Some of these job lots were figures that were sold as painted scrap which I have turned into units from some ImagiNations ‘Forgotten Minor States‘ in Europe of the 18th and 19th century.
Many of these Forgotten Minor States (FMS) ‘existed’ as small Principalities and Dukedoms along the Alpen fringes such as Pompomerania, Higher Plumea, Reissenshein, Verdigris, Weissenstein, Gelbania, Hesseansachs, Thyer Brigadia and then some were larger countries such as Bleudelys, Uwessae, Great Butlinnia and Hibernia.
One of my favourite small FMS units, some of the Volunteer Militia of Thyer Brigadia
Stray figures can be allotted to these units as they appear, allotted by colour and head gear. You can see these scratch 15mm national units here:
Amongst the remaining 15mm Napoleonic scrap figures were a handful of painted and unpainted scrap American Civil War type figures from various makers in mixed uniforms. I based and painted these in grey as Confederates, generic rebels or Revolutionaryforces. They have improvised themselves a dramatic Revolutionary flag.
Broken figures made a scratch rebel gun crew, using a cannon from the Napoleonic Risk board game.
Another ‘unaligned nation’ that can provide a threat or an enemy for any of these FMS Forgotten Minor States forces are a small number of 15mm painted colourful pirates of mixed makers found amongst job lots of 15mm figures.
Some guerrilla or sailor looking types in white shirts with muskets or rifles are generically useful.
Hopefully who ever painted these pirates, game worn as they now are, would be pleased to know that they are based and back in use.

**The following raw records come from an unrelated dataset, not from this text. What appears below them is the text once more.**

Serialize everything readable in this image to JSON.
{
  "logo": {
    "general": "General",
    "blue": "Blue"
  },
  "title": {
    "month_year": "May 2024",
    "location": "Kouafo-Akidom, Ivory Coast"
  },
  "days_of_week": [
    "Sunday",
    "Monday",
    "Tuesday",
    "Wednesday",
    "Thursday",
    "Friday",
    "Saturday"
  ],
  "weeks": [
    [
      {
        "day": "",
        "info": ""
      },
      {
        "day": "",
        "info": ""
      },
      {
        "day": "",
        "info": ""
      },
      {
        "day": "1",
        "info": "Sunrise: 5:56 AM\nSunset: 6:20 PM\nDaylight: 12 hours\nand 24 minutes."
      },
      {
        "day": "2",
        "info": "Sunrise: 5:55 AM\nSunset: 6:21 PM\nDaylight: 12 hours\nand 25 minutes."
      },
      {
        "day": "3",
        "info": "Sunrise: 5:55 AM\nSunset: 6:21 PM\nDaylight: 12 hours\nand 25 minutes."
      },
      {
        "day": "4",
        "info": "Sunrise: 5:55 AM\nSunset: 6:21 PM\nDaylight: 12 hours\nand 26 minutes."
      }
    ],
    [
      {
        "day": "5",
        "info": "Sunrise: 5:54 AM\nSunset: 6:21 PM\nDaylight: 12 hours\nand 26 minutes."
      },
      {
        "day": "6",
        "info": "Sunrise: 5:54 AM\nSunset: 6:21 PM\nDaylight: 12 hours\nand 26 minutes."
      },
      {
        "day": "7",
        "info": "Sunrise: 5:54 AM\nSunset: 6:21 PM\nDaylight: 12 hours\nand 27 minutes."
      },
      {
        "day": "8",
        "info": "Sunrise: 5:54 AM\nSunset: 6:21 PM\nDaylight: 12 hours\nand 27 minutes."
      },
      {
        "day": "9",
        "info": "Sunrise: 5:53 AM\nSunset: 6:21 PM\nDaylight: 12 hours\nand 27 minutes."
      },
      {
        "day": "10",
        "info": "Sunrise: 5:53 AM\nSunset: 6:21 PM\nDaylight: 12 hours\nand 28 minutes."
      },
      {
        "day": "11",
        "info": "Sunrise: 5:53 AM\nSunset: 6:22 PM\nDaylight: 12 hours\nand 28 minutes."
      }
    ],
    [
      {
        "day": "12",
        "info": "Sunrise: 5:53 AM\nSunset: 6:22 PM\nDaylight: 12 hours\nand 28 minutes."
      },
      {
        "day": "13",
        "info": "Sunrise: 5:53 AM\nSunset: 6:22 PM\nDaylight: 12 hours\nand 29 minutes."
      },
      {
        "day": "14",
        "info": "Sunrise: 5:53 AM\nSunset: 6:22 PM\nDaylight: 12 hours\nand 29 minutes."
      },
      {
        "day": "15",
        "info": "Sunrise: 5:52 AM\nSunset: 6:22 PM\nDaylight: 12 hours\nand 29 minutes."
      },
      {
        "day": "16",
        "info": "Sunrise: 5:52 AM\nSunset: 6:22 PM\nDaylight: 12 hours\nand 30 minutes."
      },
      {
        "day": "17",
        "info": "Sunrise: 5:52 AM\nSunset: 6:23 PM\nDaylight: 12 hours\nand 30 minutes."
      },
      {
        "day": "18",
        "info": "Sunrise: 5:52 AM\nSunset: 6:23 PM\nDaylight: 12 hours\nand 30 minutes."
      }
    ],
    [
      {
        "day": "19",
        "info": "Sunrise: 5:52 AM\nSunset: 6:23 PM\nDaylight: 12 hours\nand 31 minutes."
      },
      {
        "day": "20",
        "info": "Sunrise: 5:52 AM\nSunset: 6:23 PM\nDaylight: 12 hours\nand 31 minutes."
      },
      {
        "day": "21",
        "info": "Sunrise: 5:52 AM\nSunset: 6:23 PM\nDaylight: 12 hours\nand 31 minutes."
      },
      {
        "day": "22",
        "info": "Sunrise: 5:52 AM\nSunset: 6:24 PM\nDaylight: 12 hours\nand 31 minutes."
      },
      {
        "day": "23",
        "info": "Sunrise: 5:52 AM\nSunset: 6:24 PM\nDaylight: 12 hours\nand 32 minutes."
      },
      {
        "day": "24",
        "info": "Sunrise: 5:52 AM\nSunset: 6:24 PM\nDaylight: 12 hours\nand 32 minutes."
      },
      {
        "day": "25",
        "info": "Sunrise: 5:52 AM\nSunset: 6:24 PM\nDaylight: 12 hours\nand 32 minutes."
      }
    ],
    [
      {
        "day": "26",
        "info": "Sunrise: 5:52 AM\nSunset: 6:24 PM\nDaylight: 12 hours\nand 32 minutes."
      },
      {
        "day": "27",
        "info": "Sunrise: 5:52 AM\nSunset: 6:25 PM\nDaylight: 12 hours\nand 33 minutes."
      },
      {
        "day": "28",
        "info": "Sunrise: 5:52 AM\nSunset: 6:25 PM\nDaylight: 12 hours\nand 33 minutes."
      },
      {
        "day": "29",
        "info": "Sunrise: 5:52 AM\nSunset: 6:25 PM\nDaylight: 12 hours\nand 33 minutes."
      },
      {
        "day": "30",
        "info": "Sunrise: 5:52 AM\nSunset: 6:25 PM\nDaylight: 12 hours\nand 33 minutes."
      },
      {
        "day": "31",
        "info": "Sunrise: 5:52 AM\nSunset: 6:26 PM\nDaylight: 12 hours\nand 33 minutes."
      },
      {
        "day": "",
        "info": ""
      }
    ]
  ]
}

Amongst the pirates were lots of unpainted Tricorne figures with short muskets or carbines that could make a scratch unit of Redcoats or Preventive or Excise Men, the Riding Men or Dragoons. Not sure who made these 15mm figures.
These could double up for Close Wars type French Indian Wars skirmishes against natives in the forests of America.
No messing around with painting turnbacks, cuff or tricorne lace at 15mm scale. These are practical Redcoats roughing it in the forest wilds or along the cliffs and coast searching for Natives or Wreckers.
These have just come off the painting table, leaving some Jacklex ACW 20mm command figures from Christmas waiting their turn at the moment.
This portable Port, pirates and Redcoats was partly inspired by finding a Murray King postcard of Cornish Wreckers bought on a seaside trip a year or two ago. Redcoats! Smugglers! Wreckers!
Pirates and Preventive Men of the Customs and Excise need a port and this gave me a chance to use some wooden block scraps and wooden buildings from Christmas adapted into warehouses.
Ports need protection and sailors need proper lighthouses to avoid the false lights of the wreckers, so a craft shop lighthouse was added in wartime grey.
Coastal protection requires a Martello Tower for which the scraps and recycling box provided the materials. See how I made this in more detail at
Keeping watch towards the disputed border, the Jagers of this watchtower scan the forest edges. These are the Jagers or border patrol for the Duchy of Reissenshein, that Forgotten Minor State of forest and mountains.